Read: 2 Samuel 9:1-13
When you read this chapter you may think that you’re reading the script from a TV hallmark special. As special as this may be, there is so much more here.
In this story, David and Mephibosheth foreshadow the relationship that God would eventually offer each of us, through His Son, Jesus Christ. Let’s take a look…
Mephibosheth was crippled as a result of someone else’s error. (2 Sam 4:4) We’ve been crippled by sin as a result of the original sin of Adam and Eve.
Mephibosheth is sought out by King David.
You and I are sought out by the King of kings.
David accepted Mephibosheth because of who Jonathan was to David.
God accepts us because of who Jesus is to Him.
David invited Mephibosheth to be part of his family, to live in his home, and provided for him for the rest of his life.
Jesus has invited us to become his children, and to live with him under his protection and provision the rest of our lives.
David told Mephibosheth, ‘do not fear.’ Anytime someone was summoned by the king, this could mean bad news; as the grandson of King Saul (who had hunted David), Mephibosheth, had good reason to fear.
When we enter the presence of God, our sin nature heritage is deserving of death and punishment. But instead, throughout the Bible, God says, ‘do not fear.’
David’s acceptance of Mephibosheth as ‘family’ enabled him to live in Jerusalem.
As Believers, children of the King of Kings, we’ll live in the ‘new Jerusalem’ one day.
David took the initiative and made all the provisions. Mephibosheth had a choice. He could accept the relationship and all that came with it, or he could reject it.

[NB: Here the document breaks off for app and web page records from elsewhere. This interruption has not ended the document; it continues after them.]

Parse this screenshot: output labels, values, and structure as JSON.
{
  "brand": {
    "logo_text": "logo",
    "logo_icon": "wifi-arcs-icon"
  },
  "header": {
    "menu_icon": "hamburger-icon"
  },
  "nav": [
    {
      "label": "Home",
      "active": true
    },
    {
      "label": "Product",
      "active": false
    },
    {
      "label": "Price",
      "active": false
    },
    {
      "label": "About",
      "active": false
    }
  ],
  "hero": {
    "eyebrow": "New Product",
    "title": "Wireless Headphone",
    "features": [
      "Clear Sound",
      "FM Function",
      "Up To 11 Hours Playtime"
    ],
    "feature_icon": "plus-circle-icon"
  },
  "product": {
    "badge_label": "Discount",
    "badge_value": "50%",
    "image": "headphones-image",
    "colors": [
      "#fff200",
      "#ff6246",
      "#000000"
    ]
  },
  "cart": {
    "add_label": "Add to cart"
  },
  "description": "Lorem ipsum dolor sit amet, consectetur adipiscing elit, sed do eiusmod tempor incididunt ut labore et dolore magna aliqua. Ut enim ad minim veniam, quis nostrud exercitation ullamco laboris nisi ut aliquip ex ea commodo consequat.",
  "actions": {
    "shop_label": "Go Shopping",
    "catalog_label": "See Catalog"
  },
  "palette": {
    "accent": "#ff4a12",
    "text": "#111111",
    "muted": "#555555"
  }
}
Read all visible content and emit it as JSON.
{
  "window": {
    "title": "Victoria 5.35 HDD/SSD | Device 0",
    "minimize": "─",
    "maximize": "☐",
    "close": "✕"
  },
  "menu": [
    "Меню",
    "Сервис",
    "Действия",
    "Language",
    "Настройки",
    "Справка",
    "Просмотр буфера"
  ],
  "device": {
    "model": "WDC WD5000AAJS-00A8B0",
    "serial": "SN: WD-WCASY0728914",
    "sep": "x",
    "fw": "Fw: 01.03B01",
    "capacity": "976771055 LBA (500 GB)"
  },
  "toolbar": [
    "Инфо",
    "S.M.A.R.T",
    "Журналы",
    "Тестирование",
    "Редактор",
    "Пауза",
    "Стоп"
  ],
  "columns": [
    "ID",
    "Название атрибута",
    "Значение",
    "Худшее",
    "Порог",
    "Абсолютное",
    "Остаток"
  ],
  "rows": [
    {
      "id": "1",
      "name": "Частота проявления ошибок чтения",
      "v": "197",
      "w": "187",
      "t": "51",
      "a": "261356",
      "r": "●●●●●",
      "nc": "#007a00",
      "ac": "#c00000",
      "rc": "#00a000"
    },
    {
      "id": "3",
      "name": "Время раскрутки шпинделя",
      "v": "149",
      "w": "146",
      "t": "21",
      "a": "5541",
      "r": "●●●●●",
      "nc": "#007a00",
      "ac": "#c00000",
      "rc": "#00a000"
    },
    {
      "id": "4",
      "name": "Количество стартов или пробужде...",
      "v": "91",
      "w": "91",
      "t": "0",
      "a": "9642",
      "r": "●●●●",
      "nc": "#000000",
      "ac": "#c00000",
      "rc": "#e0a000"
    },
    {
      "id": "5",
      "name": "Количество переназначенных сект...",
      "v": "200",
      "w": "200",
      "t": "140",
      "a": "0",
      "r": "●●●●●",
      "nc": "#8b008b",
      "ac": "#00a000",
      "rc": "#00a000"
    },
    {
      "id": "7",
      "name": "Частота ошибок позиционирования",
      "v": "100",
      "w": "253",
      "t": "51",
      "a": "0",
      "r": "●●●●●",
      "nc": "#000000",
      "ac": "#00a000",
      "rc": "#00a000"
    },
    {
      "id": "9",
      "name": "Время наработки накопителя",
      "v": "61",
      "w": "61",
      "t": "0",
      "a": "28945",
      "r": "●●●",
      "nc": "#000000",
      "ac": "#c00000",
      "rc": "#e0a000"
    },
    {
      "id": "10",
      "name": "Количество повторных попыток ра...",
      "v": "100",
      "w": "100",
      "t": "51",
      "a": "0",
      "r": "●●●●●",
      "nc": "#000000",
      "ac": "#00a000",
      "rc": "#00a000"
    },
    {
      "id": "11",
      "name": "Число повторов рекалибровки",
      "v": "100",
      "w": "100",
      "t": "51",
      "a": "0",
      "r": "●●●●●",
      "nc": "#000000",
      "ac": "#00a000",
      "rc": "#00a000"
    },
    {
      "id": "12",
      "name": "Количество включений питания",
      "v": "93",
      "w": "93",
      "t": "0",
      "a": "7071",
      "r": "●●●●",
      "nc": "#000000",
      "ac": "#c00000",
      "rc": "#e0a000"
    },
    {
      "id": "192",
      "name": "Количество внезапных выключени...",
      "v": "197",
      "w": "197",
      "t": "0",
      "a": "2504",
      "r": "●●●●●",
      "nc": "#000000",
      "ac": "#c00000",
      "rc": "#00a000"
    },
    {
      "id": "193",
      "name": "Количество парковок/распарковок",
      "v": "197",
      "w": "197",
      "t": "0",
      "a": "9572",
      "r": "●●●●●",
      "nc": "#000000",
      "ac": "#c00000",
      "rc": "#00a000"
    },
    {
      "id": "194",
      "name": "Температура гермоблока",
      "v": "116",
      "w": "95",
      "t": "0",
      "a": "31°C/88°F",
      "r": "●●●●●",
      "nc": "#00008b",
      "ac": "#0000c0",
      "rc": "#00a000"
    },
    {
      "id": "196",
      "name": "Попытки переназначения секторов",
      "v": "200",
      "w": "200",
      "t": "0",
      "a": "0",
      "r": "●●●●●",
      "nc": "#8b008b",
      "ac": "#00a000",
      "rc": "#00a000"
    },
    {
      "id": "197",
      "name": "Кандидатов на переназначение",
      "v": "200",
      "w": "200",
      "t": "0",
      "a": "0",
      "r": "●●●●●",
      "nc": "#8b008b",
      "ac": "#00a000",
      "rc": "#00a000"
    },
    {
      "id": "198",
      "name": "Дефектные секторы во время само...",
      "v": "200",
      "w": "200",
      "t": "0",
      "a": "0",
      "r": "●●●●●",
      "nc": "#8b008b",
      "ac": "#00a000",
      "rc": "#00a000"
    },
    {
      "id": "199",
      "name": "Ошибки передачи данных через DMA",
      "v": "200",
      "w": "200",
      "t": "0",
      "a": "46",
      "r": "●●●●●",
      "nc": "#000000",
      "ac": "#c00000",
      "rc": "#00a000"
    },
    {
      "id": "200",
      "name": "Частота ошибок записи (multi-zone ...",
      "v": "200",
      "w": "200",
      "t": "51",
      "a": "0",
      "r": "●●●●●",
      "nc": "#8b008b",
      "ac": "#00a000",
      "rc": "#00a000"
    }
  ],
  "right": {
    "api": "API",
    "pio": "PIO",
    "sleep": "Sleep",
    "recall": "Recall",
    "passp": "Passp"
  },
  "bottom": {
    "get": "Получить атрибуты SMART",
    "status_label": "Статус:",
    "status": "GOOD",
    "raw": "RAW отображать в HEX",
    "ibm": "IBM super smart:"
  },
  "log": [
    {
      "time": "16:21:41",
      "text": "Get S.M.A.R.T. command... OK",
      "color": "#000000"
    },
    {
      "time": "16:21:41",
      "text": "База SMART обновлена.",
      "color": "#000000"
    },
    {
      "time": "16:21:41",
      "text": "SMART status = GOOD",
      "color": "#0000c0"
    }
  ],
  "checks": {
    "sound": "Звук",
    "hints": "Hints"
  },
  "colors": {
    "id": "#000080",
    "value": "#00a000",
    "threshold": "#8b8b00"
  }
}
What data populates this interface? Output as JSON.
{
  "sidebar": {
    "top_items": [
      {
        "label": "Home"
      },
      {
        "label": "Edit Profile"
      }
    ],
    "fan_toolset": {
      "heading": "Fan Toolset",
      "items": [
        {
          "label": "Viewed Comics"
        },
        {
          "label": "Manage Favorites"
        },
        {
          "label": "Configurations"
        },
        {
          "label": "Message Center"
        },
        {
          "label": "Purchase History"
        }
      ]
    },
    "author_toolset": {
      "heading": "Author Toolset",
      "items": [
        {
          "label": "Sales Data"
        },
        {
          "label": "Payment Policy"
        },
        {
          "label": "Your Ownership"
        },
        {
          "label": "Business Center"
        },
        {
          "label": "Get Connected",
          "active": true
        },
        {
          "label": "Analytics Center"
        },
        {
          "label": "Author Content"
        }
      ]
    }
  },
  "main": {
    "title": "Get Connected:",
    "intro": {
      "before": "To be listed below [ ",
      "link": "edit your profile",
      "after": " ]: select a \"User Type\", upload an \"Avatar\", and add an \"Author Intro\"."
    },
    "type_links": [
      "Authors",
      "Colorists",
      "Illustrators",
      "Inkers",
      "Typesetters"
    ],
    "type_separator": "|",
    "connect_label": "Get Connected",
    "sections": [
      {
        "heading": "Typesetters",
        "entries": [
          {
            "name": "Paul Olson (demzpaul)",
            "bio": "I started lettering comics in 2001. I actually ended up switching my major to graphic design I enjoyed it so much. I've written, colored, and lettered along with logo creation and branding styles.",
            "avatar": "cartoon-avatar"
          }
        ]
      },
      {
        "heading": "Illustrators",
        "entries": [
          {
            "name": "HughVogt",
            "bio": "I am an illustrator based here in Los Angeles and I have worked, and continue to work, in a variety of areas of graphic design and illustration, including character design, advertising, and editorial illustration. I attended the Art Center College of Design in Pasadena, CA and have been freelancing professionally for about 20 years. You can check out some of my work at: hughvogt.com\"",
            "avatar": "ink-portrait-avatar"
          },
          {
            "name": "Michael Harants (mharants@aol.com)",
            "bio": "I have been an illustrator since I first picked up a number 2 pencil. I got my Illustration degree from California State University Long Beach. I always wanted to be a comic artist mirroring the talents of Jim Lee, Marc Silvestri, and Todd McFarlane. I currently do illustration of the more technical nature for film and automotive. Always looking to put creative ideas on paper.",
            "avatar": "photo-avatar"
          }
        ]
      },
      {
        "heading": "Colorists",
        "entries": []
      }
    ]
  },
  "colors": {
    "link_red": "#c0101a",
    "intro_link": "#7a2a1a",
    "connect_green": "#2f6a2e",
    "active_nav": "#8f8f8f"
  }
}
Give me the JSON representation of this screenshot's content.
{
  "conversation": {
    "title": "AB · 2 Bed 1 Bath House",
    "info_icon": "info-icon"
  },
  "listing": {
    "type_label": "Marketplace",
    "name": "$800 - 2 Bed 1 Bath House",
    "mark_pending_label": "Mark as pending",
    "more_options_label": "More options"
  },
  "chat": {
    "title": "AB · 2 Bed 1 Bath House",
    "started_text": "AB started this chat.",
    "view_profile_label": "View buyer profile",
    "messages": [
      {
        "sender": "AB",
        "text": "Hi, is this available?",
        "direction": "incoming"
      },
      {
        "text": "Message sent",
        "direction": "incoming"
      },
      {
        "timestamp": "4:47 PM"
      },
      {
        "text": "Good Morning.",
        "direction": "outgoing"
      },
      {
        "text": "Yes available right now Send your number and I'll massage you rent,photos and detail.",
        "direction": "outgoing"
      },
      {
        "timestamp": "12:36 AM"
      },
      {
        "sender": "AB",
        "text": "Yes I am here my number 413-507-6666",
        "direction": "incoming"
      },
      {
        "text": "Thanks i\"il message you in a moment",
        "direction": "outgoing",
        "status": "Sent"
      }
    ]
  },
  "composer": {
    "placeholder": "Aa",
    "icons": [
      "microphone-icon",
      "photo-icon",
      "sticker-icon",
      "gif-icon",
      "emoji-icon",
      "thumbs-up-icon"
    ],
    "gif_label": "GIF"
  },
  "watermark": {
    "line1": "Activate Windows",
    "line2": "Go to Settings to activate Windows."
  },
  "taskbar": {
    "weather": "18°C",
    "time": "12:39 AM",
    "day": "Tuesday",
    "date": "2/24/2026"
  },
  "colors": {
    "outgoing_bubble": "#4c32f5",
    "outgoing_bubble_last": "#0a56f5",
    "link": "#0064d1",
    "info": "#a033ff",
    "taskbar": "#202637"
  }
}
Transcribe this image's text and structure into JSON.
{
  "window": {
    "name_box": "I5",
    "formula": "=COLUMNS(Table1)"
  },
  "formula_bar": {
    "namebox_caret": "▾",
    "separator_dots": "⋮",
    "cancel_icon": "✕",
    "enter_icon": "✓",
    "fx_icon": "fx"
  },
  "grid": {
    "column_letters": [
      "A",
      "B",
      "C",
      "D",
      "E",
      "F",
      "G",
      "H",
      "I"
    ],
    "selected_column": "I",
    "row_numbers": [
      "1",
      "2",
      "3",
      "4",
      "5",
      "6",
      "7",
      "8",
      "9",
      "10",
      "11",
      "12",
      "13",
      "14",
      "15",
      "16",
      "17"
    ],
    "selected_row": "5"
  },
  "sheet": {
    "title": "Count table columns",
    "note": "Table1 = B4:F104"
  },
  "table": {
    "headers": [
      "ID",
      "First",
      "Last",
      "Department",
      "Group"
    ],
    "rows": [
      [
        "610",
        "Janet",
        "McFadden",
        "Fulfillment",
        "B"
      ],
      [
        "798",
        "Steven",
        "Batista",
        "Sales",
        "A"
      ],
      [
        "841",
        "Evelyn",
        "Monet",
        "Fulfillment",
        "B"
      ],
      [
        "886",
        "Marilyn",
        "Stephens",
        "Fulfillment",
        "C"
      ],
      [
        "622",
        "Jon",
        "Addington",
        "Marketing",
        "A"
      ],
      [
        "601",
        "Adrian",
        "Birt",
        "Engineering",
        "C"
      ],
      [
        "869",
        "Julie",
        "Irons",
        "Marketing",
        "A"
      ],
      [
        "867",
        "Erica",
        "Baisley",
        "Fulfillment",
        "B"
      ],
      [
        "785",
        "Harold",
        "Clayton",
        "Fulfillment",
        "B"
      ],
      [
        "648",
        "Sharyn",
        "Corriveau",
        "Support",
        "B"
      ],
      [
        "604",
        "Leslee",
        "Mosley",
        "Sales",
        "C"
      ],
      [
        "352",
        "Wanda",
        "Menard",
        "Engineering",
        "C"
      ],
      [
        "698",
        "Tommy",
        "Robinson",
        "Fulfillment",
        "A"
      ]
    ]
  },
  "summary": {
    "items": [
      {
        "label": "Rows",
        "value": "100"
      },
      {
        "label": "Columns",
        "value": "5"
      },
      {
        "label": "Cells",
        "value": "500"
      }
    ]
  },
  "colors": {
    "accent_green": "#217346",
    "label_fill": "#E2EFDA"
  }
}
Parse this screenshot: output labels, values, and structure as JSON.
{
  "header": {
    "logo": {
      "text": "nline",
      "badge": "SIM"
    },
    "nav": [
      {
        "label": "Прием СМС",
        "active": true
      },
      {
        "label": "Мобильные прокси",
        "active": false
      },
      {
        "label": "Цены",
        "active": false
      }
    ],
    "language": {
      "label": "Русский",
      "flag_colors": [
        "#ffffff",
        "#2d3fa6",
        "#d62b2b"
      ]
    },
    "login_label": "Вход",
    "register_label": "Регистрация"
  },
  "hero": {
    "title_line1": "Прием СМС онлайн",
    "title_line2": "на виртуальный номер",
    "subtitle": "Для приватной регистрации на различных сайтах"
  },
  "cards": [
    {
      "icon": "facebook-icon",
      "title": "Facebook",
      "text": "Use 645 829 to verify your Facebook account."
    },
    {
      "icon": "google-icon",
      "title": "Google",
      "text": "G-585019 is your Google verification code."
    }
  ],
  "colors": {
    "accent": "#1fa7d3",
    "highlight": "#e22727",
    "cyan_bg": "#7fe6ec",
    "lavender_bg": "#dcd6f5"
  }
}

God has taken the initiative and made all the provisions through Christ and now we have a choice. We can accept a relationship with God or we can reject it.
Underlying all of this is another significant similarity, and a significant encouragement…
When David asks Ziba if there’s anyone left in ‘the house of Saul,’ Ziba is quick to mention that Mephibosheth has a limitation; his description of Mephibosheth begins with the fact that he’s lame and the story ends with a reminder that he’s lame. But from all we can tell, David doesn’t flinch. If it matters to David, it only matters in as much as David might help Mephibosheth.
Similarly, God is not phased by our limitations and imperfections. In fact, it’s because of these that He reaches down and lifts us up. His desire is to heal us, work through our weaknesses, and offer us life in His perfect love! (2 Corinthians 12:9)
God, thank you for offering us a life that we don’t deserve. Thank you for taking the initiative to reach down through Your Son Jesus and invite us to become your children. Please help me to live today with your perspective on who I am and who’s I am.